[Supplied information — start]

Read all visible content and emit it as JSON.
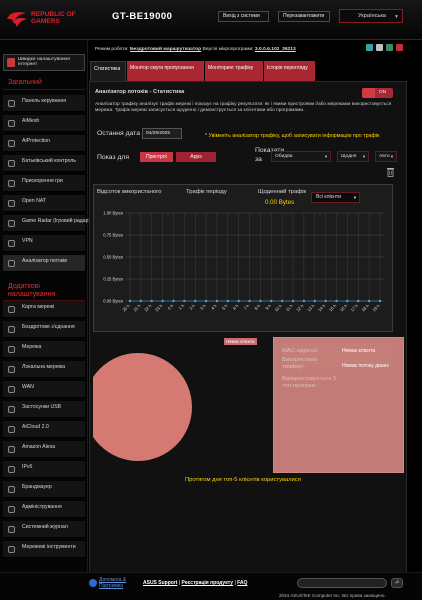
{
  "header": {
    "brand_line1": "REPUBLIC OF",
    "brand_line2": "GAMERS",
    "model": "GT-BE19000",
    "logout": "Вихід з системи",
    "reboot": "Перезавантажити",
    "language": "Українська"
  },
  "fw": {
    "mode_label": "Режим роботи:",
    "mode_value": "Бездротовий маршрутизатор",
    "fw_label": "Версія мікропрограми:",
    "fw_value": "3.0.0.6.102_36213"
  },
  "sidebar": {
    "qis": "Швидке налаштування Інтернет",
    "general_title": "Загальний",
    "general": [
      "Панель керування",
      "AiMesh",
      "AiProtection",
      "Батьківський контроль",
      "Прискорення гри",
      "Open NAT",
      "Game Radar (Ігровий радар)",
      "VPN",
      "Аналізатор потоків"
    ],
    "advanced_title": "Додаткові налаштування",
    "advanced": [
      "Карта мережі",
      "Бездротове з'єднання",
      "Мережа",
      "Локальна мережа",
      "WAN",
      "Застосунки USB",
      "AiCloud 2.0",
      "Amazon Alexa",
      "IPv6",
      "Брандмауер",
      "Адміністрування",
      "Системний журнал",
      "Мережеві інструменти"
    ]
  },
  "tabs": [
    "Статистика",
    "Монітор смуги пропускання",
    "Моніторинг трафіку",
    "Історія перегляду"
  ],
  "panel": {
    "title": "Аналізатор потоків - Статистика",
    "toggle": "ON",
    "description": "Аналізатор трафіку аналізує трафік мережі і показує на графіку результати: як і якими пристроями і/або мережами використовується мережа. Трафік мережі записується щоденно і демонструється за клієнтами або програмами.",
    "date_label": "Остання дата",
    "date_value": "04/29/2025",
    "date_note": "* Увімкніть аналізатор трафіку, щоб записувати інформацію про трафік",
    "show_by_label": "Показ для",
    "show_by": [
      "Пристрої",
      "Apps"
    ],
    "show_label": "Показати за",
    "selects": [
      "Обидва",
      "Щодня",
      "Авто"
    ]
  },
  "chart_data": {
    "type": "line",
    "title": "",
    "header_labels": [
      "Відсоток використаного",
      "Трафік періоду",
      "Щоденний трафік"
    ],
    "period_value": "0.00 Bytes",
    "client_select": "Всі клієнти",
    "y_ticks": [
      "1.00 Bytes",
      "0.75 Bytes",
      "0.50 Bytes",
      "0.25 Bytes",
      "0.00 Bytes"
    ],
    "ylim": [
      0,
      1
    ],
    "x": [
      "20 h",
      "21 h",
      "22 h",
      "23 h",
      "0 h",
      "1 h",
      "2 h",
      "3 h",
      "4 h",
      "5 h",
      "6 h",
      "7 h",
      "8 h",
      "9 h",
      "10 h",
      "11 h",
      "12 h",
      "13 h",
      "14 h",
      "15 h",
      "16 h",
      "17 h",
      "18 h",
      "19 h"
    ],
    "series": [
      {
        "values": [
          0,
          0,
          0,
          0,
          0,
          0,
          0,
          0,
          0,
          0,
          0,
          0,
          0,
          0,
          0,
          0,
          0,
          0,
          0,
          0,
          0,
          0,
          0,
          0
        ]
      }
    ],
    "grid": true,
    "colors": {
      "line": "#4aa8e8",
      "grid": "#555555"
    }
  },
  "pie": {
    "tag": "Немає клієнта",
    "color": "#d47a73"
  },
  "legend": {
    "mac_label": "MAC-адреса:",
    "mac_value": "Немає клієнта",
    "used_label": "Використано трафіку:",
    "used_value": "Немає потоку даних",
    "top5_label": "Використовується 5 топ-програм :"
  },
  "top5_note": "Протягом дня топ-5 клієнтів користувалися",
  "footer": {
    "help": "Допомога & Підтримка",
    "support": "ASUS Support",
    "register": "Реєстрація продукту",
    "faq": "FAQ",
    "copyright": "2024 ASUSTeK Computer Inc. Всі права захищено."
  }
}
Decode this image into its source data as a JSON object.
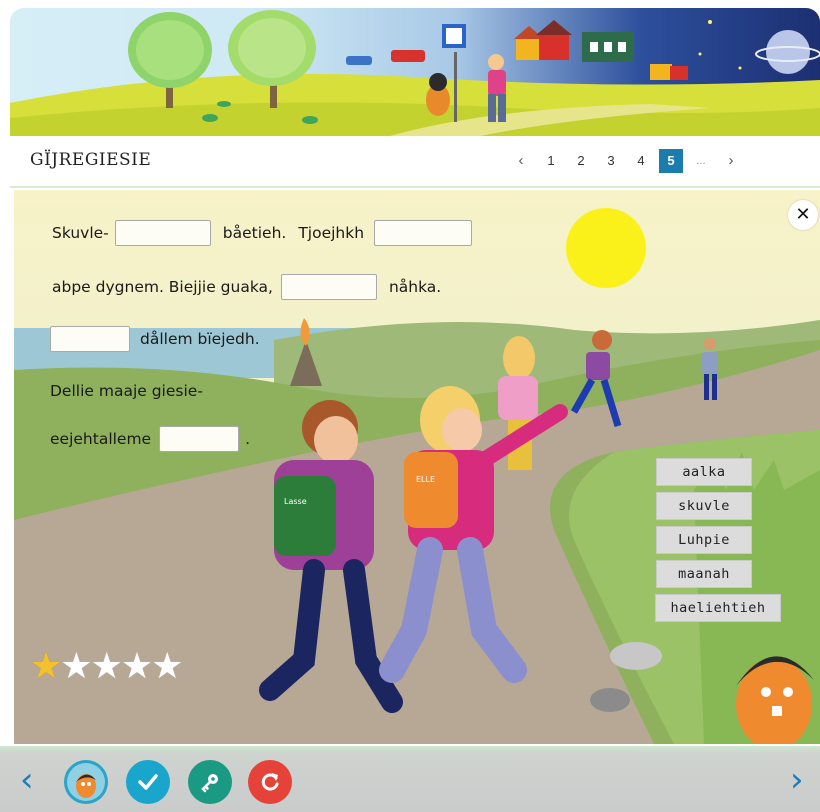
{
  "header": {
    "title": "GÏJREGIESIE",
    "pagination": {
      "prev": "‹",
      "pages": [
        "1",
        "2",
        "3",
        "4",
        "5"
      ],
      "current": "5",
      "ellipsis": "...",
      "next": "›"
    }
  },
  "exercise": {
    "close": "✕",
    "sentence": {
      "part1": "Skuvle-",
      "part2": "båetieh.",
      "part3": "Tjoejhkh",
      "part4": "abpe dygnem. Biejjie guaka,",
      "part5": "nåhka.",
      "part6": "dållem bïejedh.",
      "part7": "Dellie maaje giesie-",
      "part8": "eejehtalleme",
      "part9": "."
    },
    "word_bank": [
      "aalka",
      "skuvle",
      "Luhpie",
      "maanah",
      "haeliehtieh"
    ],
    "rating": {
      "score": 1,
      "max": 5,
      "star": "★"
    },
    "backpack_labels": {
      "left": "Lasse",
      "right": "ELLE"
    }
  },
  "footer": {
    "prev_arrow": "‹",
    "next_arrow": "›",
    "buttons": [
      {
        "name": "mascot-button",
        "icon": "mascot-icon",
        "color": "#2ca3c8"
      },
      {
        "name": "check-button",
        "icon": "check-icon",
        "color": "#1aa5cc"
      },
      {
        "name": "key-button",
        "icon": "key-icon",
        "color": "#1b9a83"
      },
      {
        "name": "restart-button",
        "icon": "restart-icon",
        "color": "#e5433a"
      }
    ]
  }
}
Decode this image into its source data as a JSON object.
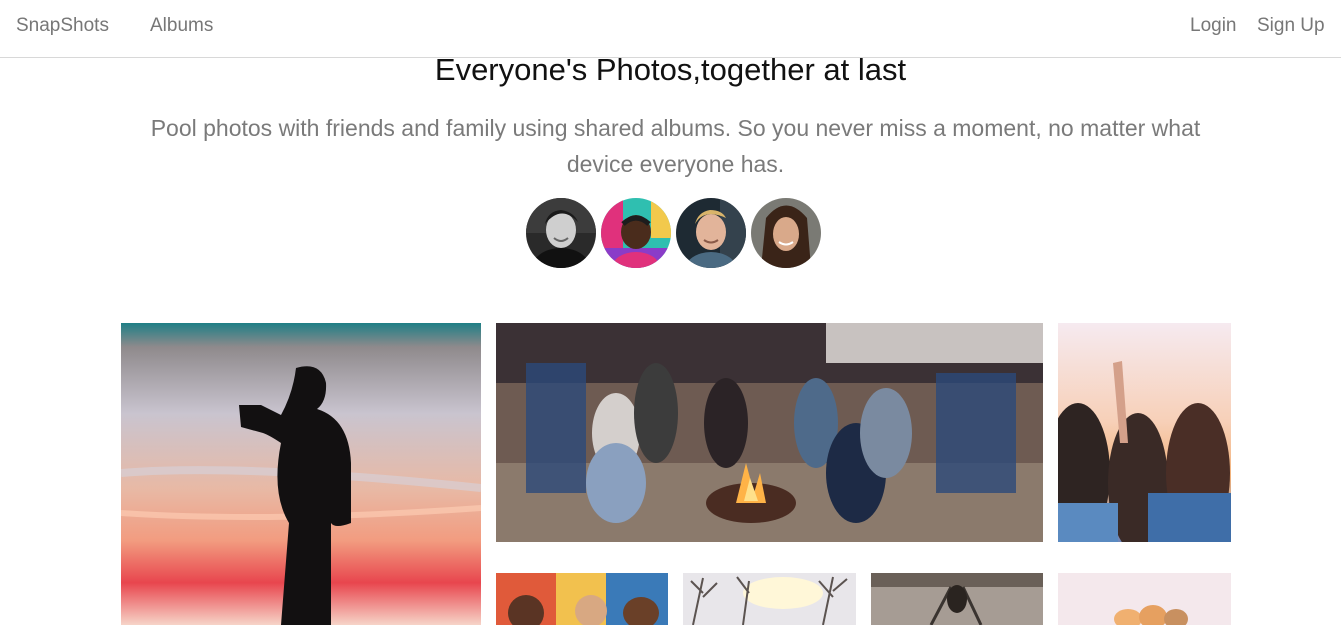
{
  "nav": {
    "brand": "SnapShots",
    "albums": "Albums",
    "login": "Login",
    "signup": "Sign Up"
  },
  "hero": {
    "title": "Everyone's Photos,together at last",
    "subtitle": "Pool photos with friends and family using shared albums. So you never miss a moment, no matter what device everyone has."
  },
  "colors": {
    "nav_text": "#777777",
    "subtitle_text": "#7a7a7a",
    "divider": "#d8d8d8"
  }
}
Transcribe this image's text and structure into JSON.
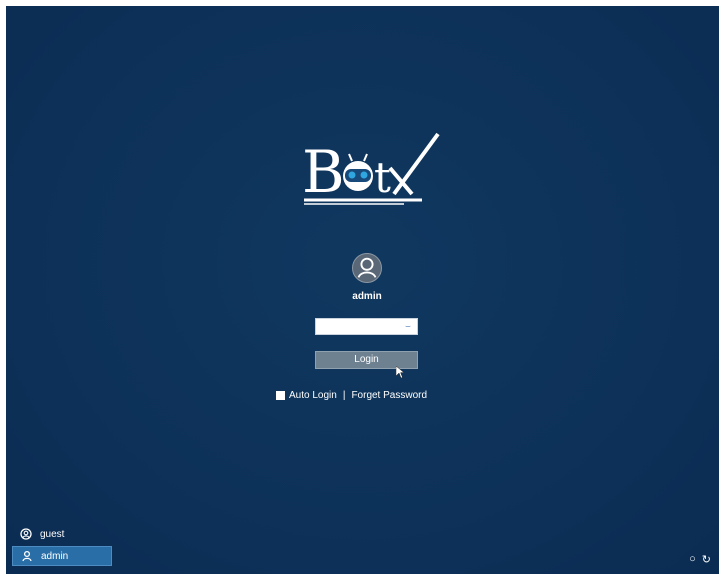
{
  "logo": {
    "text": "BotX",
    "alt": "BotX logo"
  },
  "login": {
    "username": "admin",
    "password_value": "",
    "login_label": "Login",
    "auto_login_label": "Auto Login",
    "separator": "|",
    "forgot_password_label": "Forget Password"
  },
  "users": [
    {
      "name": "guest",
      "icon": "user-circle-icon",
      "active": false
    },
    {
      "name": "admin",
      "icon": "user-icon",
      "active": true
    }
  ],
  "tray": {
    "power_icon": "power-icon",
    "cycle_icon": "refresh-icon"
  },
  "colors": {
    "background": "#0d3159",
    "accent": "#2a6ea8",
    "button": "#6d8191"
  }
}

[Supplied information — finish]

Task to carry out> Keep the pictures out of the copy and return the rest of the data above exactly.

Answer section>
Read all visible content and emit it as JSON.
{
  "header": {
    "brand_line1": "REPUBLIC OF",
    "brand_line2": "GAMERS",
    "model": "GT-BE19000",
    "logout": "Вихід з системи",
    "reboot": "Перезавантажити",
    "language": "Українська"
  },
  "fw": {
    "mode_label": "Режим роботи:",
    "mode_value": "Бездротовий маршрутизатор",
    "fw_label": "Версія мікропрограми:",
    "fw_value": "3.0.0.6.102_36213"
  },
  "sidebar": {
    "qis": "Швидке налаштування Інтернет",
    "general_title": "Загальний",
    "general": [
      "Панель керування",
      "AiMesh",
      "AiProtection",
      "Батьківський контроль",
      "Прискорення гри",
      "Open NAT",
      "Game Radar (Ігровий радар)",
      "VPN",
      "Аналізатор потоків"
    ],
    "advanced_title": "Додаткові налаштування",
    "advanced": [
      "Карта мережі",
      "Бездротове з'єднання",
      "Мережа",
      "Локальна мережа",
      "WAN",
      "Застосунки USB",
      "AiCloud 2.0",
      "Amazon Alexa",
      "IPv6",
      "Брандмауер",
      "Адміністрування",
      "Системний журнал",
      "Мережеві інструменти"
    ]
  },
  "tabs": [
    "Статистика",
    "Монітор смуги пропускання",
    "Моніторинг трафіку",
    "Історія перегляду"
  ],
  "panel": {
    "title": "Аналізатор потоків - Статистика",
    "toggle": "ON",
    "description": "Аналізатор трафіку аналізує трафік мережі і показує на графіку результати: як і якими пристроями і/або мережами використовується мережа. Трафік мережі записується щоденно і демонструється за клієнтами або програмами.",
    "date_label": "Остання дата",
    "date_value": "04/29/2025",
    "date_note": "* Увімкніть аналізатор трафіку, щоб записувати інформацію про трафік",
    "show_by_label": "Показ для",
    "show_by": [
      "Пристрої",
      "Apps"
    ],
    "show_label": "Показати за",
    "selects": [
      "Обидва",
      "Щодня",
      "Авто"
    ]
  },
  "chart_data": {
    "type": "line",
    "title": "",
    "header_labels": [
      "Відсоток використаного",
      "Трафік періоду",
      "Щоденний трафік"
    ],
    "period_value": "0.00 Bytes",
    "client_select": "Всі клієнти",
    "y_ticks": [
      "1.00 Bytes",
      "0.75 Bytes",
      "0.50 Bytes",
      "0.25 Bytes",
      "0.00 Bytes"
    ],
    "ylim": [
      0,
      1
    ],
    "x": [
      "20 h",
      "21 h",
      "22 h",
      "23 h",
      "0 h",
      "1 h",
      "2 h",
      "3 h",
      "4 h",
      "5 h",
      "6 h",
      "7 h",
      "8 h",
      "9 h",
      "10 h",
      "11 h",
      "12 h",
      "13 h",
      "14 h",
      "15 h",
      "16 h",
      "17 h",
      "18 h",
      "19 h"
    ],
    "series": [
      {
        "values": [
          0,
          0,
          0,
          0,
          0,
          0,
          0,
          0,
          0,
          0,
          0,
          0,
          0,
          0,
          0,
          0,
          0,
          0,
          0,
          0,
          0,
          0,
          0,
          0
        ]
      }
    ],
    "grid": true,
    "colors": {
      "line": "#4aa8e8",
      "grid": "#555555"
    }
  },
  "pie": {
    "tag": "Немає клієнта",
    "color": "#d47a73"
  },
  "legend": {
    "mac_label": "MAC-адреса:",
    "mac_value": "Немає клієнта",
    "used_label": "Використано трафіку:",
    "used_value": "Немає потоку даних",
    "top5_label": "Використовується 5 топ-програм :"
  },
  "top5_note": "Протягом дня топ-5 клієнтів користувалися",
  "footer": {
    "help": "Допомога & Підтримка",
    "support": "ASUS Support",
    "register": "Реєстрація продукту",
    "faq": "FAQ",
    "copyright": "2024 ASUSTeK Computer Inc. Всі права захищено."
  }
}
Decode this image into its source data as a JSON object.
{
  "header": {
    "title": "GÏJREGIESIE",
    "pagination": {
      "prev": "‹",
      "pages": [
        "1",
        "2",
        "3",
        "4",
        "5"
      ],
      "current": "5",
      "ellipsis": "...",
      "next": "›"
    }
  },
  "exercise": {
    "close": "✕",
    "sentence": {
      "part1": "Skuvle-",
      "part2": "båetieh.",
      "part3": "Tjoejhkh",
      "part4": "abpe dygnem. Biejjie guaka,",
      "part5": "nåhka.",
      "part6": "dållem bïejedh.",
      "part7": "Dellie maaje giesie-",
      "part8": "eejehtalleme",
      "part9": "."
    },
    "word_bank": [
      "aalka",
      "skuvle",
      "Luhpie",
      "maanah",
      "haeliehtieh"
    ],
    "rating": {
      "score": 1,
      "max": 5,
      "star": "★"
    },
    "backpack_labels": {
      "left": "Lasse",
      "right": "ELLE"
    }
  },
  "footer": {
    "prev_arrow": "‹",
    "next_arrow": "›",
    "buttons": [
      {
        "name": "mascot-button",
        "icon": "mascot-icon",
        "color": "#2ca3c8"
      },
      {
        "name": "check-button",
        "icon": "check-icon",
        "color": "#1aa5cc"
      },
      {
        "name": "key-button",
        "icon": "key-icon",
        "color": "#1b9a83"
      },
      {
        "name": "restart-button",
        "icon": "restart-icon",
        "color": "#e5433a"
      }
    ]
  }
}
Decode this image into its source data as a JSON object.
{
  "nav": {
    "brand": "SnapShots",
    "albums": "Albums",
    "login": "Login",
    "signup": "Sign Up"
  },
  "hero": {
    "title": "Everyone's Photos,together at last",
    "subtitle": "Pool photos with friends and family using shared albums. So you never miss a moment, no matter what device everyone has."
  },
  "colors": {
    "nav_text": "#777777",
    "subtitle_text": "#7a7a7a",
    "divider": "#d8d8d8"
  }
}
Transcribe this image's text and structure into JSON.
{
  "logo": {
    "text": "BotX",
    "alt": "BotX logo"
  },
  "login": {
    "username": "admin",
    "password_value": "",
    "login_label": "Login",
    "auto_login_label": "Auto Login",
    "separator": "|",
    "forgot_password_label": "Forget Password"
  },
  "users": [
    {
      "name": "guest",
      "icon": "user-circle-icon",
      "active": false
    },
    {
      "name": "admin",
      "icon": "user-icon",
      "active": true
    }
  ],
  "tray": {
    "power_icon": "power-icon",
    "cycle_icon": "refresh-icon"
  },
  "colors": {
    "background": "#0d3159",
    "accent": "#2a6ea8",
    "button": "#6d8191"
  }
}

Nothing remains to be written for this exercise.